Spanish marine biologists have welcomed news that eight live specimens of the exotic fan mussel (Pinna Nobilis) have been located around the tourism hotspots of Mallorca and Menorca after it was believed that they had been completely wiped out by a parasite.
Technical staff from the Department of the Environment and the Balearic Oceanographic Center have confirmed the discovery of eight of the fan mussels in the touristic spots in a search carried out on 19th October.
Pinna nobilis, commonly named noble pen shell or fan mussel, is a large species of Mediterranean clam, a marine bivalve mollusc in the family of the pen shells.
It’s size is surprising in comparison to other molluscs, as it reaches up to 120 centimeters (4 feet) of shell length.

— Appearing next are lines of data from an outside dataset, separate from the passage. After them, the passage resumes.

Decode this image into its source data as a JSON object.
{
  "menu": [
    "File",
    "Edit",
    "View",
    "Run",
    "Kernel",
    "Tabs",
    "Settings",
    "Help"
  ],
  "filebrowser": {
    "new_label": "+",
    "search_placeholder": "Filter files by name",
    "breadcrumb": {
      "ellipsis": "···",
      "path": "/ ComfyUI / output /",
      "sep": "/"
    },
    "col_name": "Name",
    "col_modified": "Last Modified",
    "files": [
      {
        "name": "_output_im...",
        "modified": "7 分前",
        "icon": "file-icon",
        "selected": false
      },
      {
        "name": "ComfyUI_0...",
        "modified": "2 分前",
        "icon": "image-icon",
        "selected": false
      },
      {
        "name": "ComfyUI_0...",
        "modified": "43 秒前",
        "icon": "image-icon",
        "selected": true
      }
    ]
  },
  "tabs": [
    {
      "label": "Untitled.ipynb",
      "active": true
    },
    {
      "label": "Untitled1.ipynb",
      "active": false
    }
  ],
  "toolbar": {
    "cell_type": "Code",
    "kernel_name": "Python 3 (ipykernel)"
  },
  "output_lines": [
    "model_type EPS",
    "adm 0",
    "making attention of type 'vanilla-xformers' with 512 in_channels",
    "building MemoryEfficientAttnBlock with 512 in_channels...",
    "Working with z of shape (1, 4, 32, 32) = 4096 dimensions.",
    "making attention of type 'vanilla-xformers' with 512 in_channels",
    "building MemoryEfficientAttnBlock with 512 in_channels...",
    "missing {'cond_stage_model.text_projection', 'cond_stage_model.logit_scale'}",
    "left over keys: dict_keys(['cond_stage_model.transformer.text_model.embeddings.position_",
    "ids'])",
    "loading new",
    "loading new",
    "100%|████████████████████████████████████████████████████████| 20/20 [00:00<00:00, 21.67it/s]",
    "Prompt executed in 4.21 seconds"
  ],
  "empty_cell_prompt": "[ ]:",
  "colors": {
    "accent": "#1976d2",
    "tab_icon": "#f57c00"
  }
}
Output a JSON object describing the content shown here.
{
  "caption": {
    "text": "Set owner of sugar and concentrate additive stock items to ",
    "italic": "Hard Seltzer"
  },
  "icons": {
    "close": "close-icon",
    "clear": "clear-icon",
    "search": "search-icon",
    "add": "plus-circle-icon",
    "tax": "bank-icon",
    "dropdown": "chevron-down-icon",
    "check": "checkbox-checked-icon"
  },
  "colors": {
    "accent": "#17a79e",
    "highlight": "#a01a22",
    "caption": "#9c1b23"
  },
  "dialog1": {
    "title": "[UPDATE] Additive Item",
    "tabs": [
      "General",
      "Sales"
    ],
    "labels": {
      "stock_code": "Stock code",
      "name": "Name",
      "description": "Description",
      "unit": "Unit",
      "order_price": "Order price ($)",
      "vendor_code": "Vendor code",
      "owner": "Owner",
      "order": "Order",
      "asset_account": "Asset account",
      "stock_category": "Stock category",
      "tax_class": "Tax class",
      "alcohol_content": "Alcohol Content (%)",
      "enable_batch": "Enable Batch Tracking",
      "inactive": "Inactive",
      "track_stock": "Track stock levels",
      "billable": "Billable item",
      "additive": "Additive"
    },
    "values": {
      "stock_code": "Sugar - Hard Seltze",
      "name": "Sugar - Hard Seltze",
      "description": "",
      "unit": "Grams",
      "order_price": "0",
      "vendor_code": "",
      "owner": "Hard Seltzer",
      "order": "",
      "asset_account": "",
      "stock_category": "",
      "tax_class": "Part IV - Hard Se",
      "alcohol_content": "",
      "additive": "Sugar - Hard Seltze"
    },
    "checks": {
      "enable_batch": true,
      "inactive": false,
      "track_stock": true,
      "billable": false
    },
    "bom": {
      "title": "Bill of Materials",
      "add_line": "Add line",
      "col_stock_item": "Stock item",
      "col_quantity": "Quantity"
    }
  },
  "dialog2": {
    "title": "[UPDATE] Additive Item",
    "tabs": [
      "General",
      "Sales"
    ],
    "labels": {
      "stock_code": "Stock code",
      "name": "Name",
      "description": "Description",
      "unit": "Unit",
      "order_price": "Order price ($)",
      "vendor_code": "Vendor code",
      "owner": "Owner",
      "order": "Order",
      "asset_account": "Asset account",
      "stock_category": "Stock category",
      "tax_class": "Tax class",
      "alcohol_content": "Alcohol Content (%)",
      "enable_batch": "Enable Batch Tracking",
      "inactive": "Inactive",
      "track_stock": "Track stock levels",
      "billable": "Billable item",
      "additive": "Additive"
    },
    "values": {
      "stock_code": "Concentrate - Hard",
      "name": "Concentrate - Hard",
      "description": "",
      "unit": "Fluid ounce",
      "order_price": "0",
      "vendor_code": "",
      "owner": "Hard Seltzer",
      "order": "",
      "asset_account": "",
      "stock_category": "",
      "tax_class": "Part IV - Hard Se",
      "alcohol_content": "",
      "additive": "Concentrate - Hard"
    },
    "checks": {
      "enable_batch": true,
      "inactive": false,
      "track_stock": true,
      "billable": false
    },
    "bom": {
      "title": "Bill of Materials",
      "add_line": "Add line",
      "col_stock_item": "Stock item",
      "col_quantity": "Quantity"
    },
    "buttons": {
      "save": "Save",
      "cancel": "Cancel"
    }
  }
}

Most of the specimens found have been located by individuals, mainly sport divers, who were asked by the experts to report any sightings to see if the molluscs were making a return after the population was eradicated.
These collaborators have reported their observations to the administration, as explained by local newspaper MallorcaHoy.
During the past four years, due to an epidemic of extreme mortality, the population of the noble pen shells was thought to have been completely eradicated from the Balearic Islands and Spanish coast.
They city was completely eradicated suffering a hundred percent mortality rate in 2016 because of a parasite, but conservation efforts including relocation from other areas appears to have borne fruit now that eight of the huge molluscs have been found independently around the region.
It was initially a mystery as to why they were dying but extensive tests clearly exposed the presence of a parasite within the digestive gland of the noble pen shells which was blamed for the widespread deaths.